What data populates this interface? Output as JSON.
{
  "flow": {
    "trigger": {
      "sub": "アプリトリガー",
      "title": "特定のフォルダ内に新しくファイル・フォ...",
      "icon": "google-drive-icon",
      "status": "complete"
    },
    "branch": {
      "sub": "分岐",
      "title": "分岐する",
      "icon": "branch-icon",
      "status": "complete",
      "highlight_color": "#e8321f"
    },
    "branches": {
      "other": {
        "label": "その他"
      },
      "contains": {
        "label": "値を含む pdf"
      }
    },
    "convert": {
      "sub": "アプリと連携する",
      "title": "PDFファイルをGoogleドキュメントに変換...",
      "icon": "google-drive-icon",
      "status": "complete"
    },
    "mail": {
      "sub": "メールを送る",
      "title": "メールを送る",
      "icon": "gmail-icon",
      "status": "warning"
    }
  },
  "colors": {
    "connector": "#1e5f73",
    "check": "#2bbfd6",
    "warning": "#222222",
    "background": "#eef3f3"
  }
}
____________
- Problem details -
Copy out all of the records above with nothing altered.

- Result for this exercise -
What data populates this interface? Output as JSON.
{
  "flow": {
    "trigger": {
      "sub": "アプリトリガー",
      "title": "特定のフォルダ内に新しくファイル・フォ...",
      "icon": "google-drive-icon",
      "status": "complete"
    },
    "branch": {
      "sub": "分岐",
      "title": "分岐する",
      "icon": "branch-icon",
      "status": "complete",
      "highlight_color": "#e8321f"
    },
    "branches": {
      "other": {
        "label": "その他"
      },
      "contains": {
        "label": "値を含む pdf"
      }
    },
    "convert": {
      "sub": "アプリと連携する",
      "title": "PDFファイルをGoogleドキュメントに変換...",
      "icon": "google-drive-icon",
      "status": "complete"
    },
    "mail": {
      "sub": "メールを送る",
      "title": "メールを送る",
      "icon": "gmail-icon",
      "status": "warning"
    }
  },
  "colors": {
    "connector": "#1e5f73",
    "check": "#2bbfd6",
    "warning": "#222222",
    "background": "#eef3f3"
  }
}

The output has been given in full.